In 1862, Fort Douglas was established and started development on the east bench of the valley. A road was built up the hill to the Fort, on what is now South Temple Street. The neighborhoods to the north and west of the fort were known as Butcherville, Popperton Place, Bonneville-on-the-Hill and Federal Heights and would eventually become the first luxury residential suburbs of Salt Lake City.

2012 Historic Homes Tour: South Temple


Utah Heritage Foundation held its 41st annual Historic Homes Tour on May 5, 2012, from 10 AM to 5 PM, along South Temple from 600 to 1200 East. We thank the tour sponsors, the home and building owners, housechairs, docents, volunteers, and everyone bought tickets and came to see eight wonderful buildings this year.

Along South Temple Street you will find the homes of Utah's most influential families, churches, clubhouses from Utah's earliest private clubs, and one of the city's first hospitals. They reflect the work of Utah's most prominent architects and a wide range of architectural styles. The wealth of Utah's mining boom transformed South Temple from a dusty thoroughfare into a stately street with remnants with a prominent address. In addition to mansions remnants of this once opulent past, Sandstone curbs, carriage steps and hitching posts, and lattice light poles make this one of Salt Lake City's greatest treasures.

Westmoreland Place: 2011 Historic Homes Tour

2011htUtah Heritage Foundation held its annual Historic Homes Tour on May 14, 2011, from 10 AM to 5 PM, in the Westmoreland Place neighborhood, Salt Lake City's newest local historic district, and working toward designation as a national historic district on the National Register of Historic Places.  We thank the tour sponsors, the homeowners, housechairs, docents, volunteers, and everyone bought tickets and came to see eight wonderful homes this year.

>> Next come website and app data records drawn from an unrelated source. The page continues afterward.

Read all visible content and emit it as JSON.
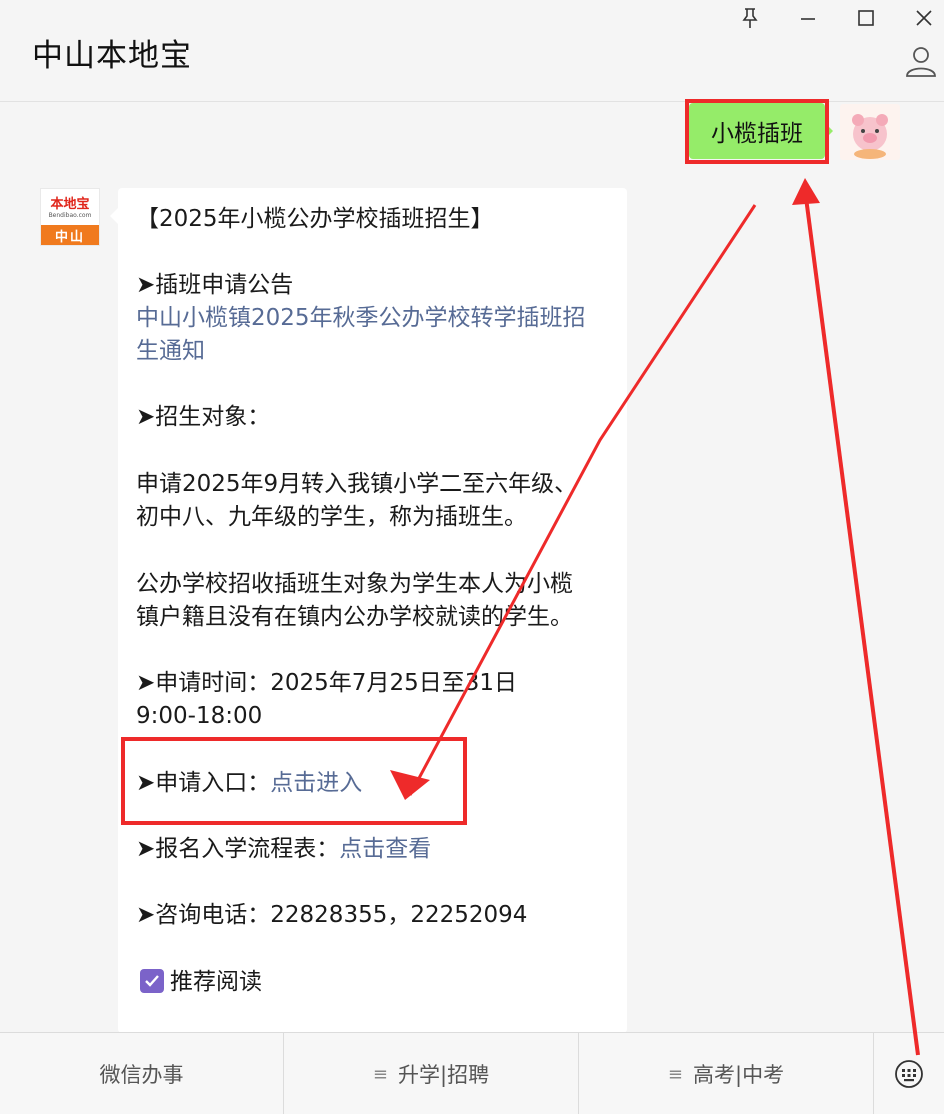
{
  "window": {
    "title": "中山本地宝"
  },
  "chat": {
    "outgoing_message": "小榄插班",
    "bot_logo_main": "本地宝",
    "bot_logo_sub": "Bendibao.com",
    "bot_logo_city": "中山",
    "lines": {
      "title": "【2025年小榄公办学校插班招生】",
      "notice_heading": "➤插班申请公告",
      "notice_link_1": "中山小榄镇2025年秋季公办学校转学插班招",
      "notice_link_2": "生通知",
      "target_heading": "➤招生对象：",
      "target_p1_1": "申请2025年9月转入我镇小学二至六年级、",
      "target_p1_2": "初中八、九年级的学生，称为插班生。",
      "target_p2_1": "公办学校招收插班生对象为学生本人为小榄",
      "target_p2_2": "镇户籍且没有在镇内公办学校就读的学生。",
      "time_1": "➤申请时间：2025年7月25日至31日",
      "time_2": "9:00-18:00",
      "entry_label": "➤申请入口：",
      "entry_link": "点击进入",
      "flow_label": "➤报名入学流程表：",
      "flow_link": "点击查看",
      "phone": "➤咨询电话：22828355，22252094",
      "recommend": "推荐阅读"
    }
  },
  "menu": {
    "item1": "微信办事",
    "item2": "升学|招聘",
    "item3": "高考|中考",
    "lines_icon": "≡"
  },
  "colors": {
    "annotation_red": "#ee2a2a",
    "bubble_green": "#95ec69",
    "link_blue": "#576b95",
    "check_purple": "#7b63c9"
  }
}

After Utah obtained its statehood in 1896, the population of Salt Lake City almost doubled from 1900 to 1910. Real estate developers platted the land and vigorously promoted new subdivisions on the east bench of the valley. Streetcars brought residents of the new areas southeast of the city to jobs and shopping downtown. Residents could get from Westmoreland Place to the business center in eighteen minutes on a streetcar line that ran along 1500 East.